* Work required: Could you set down every entry below exactly as it is?

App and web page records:
________
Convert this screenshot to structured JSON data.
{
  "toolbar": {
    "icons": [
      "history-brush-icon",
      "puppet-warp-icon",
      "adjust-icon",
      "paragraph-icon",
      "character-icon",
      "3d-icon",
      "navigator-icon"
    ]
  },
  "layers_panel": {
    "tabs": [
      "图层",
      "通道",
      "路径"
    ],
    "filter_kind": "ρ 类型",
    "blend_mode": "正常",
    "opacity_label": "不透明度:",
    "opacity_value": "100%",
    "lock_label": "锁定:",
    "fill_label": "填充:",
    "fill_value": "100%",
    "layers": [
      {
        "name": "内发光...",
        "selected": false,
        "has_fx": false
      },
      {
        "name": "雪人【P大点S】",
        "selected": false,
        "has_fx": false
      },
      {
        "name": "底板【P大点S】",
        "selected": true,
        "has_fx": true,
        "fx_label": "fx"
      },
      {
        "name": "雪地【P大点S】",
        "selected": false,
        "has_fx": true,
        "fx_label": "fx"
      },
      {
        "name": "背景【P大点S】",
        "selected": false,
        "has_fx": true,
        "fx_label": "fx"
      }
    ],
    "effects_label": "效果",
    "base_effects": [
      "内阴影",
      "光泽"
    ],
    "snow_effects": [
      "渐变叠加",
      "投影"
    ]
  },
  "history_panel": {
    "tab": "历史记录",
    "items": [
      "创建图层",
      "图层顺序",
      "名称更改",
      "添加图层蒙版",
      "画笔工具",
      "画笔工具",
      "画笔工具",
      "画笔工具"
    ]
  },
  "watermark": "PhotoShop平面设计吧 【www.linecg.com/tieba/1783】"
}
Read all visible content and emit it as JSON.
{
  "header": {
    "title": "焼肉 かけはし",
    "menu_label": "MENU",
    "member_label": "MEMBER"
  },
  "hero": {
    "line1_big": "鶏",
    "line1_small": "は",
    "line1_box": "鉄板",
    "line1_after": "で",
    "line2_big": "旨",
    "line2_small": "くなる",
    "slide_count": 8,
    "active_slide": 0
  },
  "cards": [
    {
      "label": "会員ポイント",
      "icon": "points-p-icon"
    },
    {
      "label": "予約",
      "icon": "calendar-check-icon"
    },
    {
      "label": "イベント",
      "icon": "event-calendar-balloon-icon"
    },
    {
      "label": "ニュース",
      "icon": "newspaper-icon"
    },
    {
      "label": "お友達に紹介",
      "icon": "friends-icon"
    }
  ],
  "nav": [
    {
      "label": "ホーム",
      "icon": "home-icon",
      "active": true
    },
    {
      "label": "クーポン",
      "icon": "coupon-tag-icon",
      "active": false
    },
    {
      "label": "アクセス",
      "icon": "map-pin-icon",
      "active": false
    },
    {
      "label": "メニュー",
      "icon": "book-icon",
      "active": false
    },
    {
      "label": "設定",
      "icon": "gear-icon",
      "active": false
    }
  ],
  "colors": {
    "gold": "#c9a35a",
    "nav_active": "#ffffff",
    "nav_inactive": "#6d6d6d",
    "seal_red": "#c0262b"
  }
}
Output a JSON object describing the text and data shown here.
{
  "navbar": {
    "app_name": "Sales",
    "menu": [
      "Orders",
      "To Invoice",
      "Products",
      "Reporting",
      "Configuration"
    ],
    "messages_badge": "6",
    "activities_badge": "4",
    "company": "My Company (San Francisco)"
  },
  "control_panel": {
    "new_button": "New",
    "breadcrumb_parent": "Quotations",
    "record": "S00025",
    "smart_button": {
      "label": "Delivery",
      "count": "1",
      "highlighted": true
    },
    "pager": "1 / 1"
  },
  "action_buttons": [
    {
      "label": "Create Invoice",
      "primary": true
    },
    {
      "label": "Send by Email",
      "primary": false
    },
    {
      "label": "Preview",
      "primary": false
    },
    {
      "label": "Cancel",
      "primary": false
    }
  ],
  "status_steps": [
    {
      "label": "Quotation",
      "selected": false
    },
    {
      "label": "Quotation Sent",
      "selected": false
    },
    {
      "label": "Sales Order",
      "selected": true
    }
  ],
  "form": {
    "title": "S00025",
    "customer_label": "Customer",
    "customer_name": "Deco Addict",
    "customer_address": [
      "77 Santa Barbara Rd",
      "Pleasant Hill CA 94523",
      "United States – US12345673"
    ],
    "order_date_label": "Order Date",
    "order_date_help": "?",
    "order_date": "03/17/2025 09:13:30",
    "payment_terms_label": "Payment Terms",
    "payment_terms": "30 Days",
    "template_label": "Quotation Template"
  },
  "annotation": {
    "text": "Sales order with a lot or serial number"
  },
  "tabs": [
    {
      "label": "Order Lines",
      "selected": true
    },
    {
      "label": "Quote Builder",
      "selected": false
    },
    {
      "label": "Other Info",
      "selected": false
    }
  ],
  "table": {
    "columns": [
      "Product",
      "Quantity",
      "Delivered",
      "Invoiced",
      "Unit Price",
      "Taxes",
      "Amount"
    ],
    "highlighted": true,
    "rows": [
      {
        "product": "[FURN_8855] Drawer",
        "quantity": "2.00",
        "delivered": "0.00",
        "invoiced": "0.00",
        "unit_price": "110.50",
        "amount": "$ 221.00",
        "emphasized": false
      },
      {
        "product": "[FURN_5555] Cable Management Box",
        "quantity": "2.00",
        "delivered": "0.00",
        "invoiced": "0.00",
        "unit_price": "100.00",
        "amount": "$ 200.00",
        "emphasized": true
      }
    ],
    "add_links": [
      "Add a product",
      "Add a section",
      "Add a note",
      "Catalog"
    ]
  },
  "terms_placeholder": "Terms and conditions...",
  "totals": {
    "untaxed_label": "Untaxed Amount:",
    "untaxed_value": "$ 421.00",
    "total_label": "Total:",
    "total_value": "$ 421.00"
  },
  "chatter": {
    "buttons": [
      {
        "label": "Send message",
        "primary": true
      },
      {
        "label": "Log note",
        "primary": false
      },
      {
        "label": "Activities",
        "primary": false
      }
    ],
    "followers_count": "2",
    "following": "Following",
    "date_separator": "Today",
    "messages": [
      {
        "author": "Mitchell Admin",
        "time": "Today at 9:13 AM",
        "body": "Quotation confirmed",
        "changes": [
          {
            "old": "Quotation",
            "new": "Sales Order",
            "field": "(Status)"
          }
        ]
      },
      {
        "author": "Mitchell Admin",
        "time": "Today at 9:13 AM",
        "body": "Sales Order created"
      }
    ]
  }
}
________
* Exercise solution:
Convert this screenshot to structured JSON data.
{
  "toolbar": {
    "icons": [
      "history-brush-icon",
      "puppet-warp-icon",
      "adjust-icon",
      "paragraph-icon",
      "character-icon",
      "3d-icon",
      "navigator-icon"
    ]
  },
  "layers_panel": {
    "tabs": [
      "图层",
      "通道",
      "路径"
    ],
    "filter_kind": "ρ 类型",
    "blend_mode": "正常",
    "opacity_label": "不透明度:",
    "opacity_value": "100%",
    "lock_label": "锁定:",
    "fill_label": "填充:",
    "fill_value": "100%",
    "layers": [
      {
        "name": "内发光...",
        "selected": false,
        "has_fx": false
      },
      {
        "name": "雪人【P大点S】",
        "selected": false,
        "has_fx": false
      },
      {
        "name": "底板【P大点S】",
        "selected": true,
        "has_fx": true,
        "fx_label": "fx"
      },
      {
        "name": "雪地【P大点S】",
        "selected": false,
        "has_fx": true,
        "fx_label": "fx"
      },
      {
        "name": "背景【P大点S】",
        "selected": false,
        "has_fx": true,
        "fx_label": "fx"
      }
    ],
    "effects_label": "效果",
    "base_effects": [
      "内阴影",
      "光泽"
    ],
    "snow_effects": [
      "渐变叠加",
      "投影"
    ]
  },
  "history_panel": {
    "tab": "历史记录",
    "items": [
      "创建图层",
      "图层顺序",
      "名称更改",
      "添加图层蒙版",
      "画笔工具",
      "画笔工具",
      "画笔工具",
      "画笔工具"
    ]
  },
  "watermark": "PhotoShop平面设计吧 【www.linecg.com/tieba/1783】"
}
Read all visible content and emit it as JSON.
{
  "header": {
    "title": "焼肉 かけはし",
    "menu_label": "MENU",
    "member_label": "MEMBER"
  },
  "hero": {
    "line1_big": "鶏",
    "line1_small": "は",
    "line1_box": "鉄板",
    "line1_after": "で",
    "line2_big": "旨",
    "line2_small": "くなる",
    "slide_count": 8,
    "active_slide": 0
  },
  "cards": [
    {
      "label": "会員ポイント",
      "icon": "points-p-icon"
    },
    {
      "label": "予約",
      "icon": "calendar-check-icon"
    },
    {
      "label": "イベント",
      "icon": "event-calendar-balloon-icon"
    },
    {
      "label": "ニュース",
      "icon": "newspaper-icon"
    },
    {
      "label": "お友達に紹介",
      "icon": "friends-icon"
    }
  ],
  "nav": [
    {
      "label": "ホーム",
      "icon": "home-icon",
      "active": true
    },
    {
      "label": "クーポン",
      "icon": "coupon-tag-icon",
      "active": false
    },
    {
      "label": "アクセス",
      "icon": "map-pin-icon",
      "active": false
    },
    {
      "label": "メニュー",
      "icon": "book-icon",
      "active": false
    },
    {
      "label": "設定",
      "icon": "gear-icon",
      "active": false
    }
  ],
  "colors": {
    "gold": "#c9a35a",
    "nav_active": "#ffffff",
    "nav_inactive": "#6d6d6d",
    "seal_red": "#c0262b"
  }
}
Output a JSON object describing the text and data shown here.
{
  "navbar": {
    "app_name": "Sales",
    "menu": [
      "Orders",
      "To Invoice",
      "Products",
      "Reporting",
      "Configuration"
    ],
    "messages_badge": "6",
    "activities_badge": "4",
    "company": "My Company (San Francisco)"
  },
  "control_panel": {
    "new_button": "New",
    "breadcrumb_parent": "Quotations",
    "record": "S00025",
    "smart_button": {
      "label": "Delivery",
      "count": "1",
      "highlighted": true
    },
    "pager": "1 / 1"
  },
  "action_buttons": [
    {
      "label": "Create Invoice",
      "primary": true
    },
    {
      "label": "Send by Email",
      "primary": false
    },
    {
      "label": "Preview",
      "primary": false
    },
    {
      "label": "Cancel",
      "primary": false
    }
  ],
  "status_steps": [
    {
      "label": "Quotation",
      "selected": false
    },
    {
      "label": "Quotation Sent",
      "selected": false
    },
    {
      "label": "Sales Order",
      "selected": true
    }
  ],
  "form": {
    "title": "S00025",
    "customer_label": "Customer",
    "customer_name": "Deco Addict",
    "customer_address": [
      "77 Santa Barbara Rd",
      "Pleasant Hill CA 94523",
      "United States – US12345673"
    ],
    "order_date_label": "Order Date",
    "order_date_help": "?",
    "order_date": "03/17/2025 09:13:30",
    "payment_terms_label": "Payment Terms",
    "payment_terms": "30 Days",
    "template_label": "Quotation Template"
  },
  "annotation": {
    "text": "Sales order with a lot or serial number"
  },
  "tabs": [
    {
      "label": "Order Lines",
      "selected": true
    },
    {
      "label": "Quote Builder",
      "selected": false
    },
    {
      "label": "Other Info",
      "selected": false
    }
  ],
  "table": {
    "columns": [
      "Product",
      "Quantity",
      "Delivered",
      "Invoiced",
      "Unit Price",
      "Taxes",
      "Amount"
    ],
    "highlighted": true,
    "rows": [
      {
        "product": "[FURN_8855] Drawer",
        "quantity": "2.00",
        "delivered": "0.00",
        "invoiced": "0.00",
        "unit_price": "110.50",
        "amount": "$ 221.00",
        "emphasized": false
      },
      {
        "product": "[FURN_5555] Cable Management Box",
        "quantity": "2.00",
        "delivered": "0.00",
        "invoiced": "0.00",
        "unit_price": "100.00",
        "amount": "$ 200.00",
        "emphasized": true
      }
    ],
    "add_links": [
      "Add a product",
      "Add a section",
      "Add a note",
      "Catalog"
    ]
  },
  "terms_placeholder": "Terms and conditions...",
  "totals": {
    "untaxed_label": "Untaxed Amount:",
    "untaxed_value": "$ 421.00",
    "total_label": "Total:",
    "total_value": "$ 421.00"
  },
  "chatter": {
    "buttons": [
      {
        "label": "Send message",
        "primary": true
      },
      {
        "label": "Log note",
        "primary": false
      },
      {
        "label": "Activities",
        "primary": false
      }
    ],
    "followers_count": "2",
    "following": "Following",
    "date_separator": "Today",
    "messages": [
      {
        "author": "Mitchell Admin",
        "time": "Today at 9:13 AM",
        "body": "Quotation confirmed",
        "changes": [
          {
            "old": "Quotation",
            "new": "Sales Order",
            "field": "(Status)"
          }
        ]
      },
      {
        "author": "Mitchell Admin",
        "time": "Today at 9:13 AM",
        "body": "Sales Order created"
      }
    ]
  }
}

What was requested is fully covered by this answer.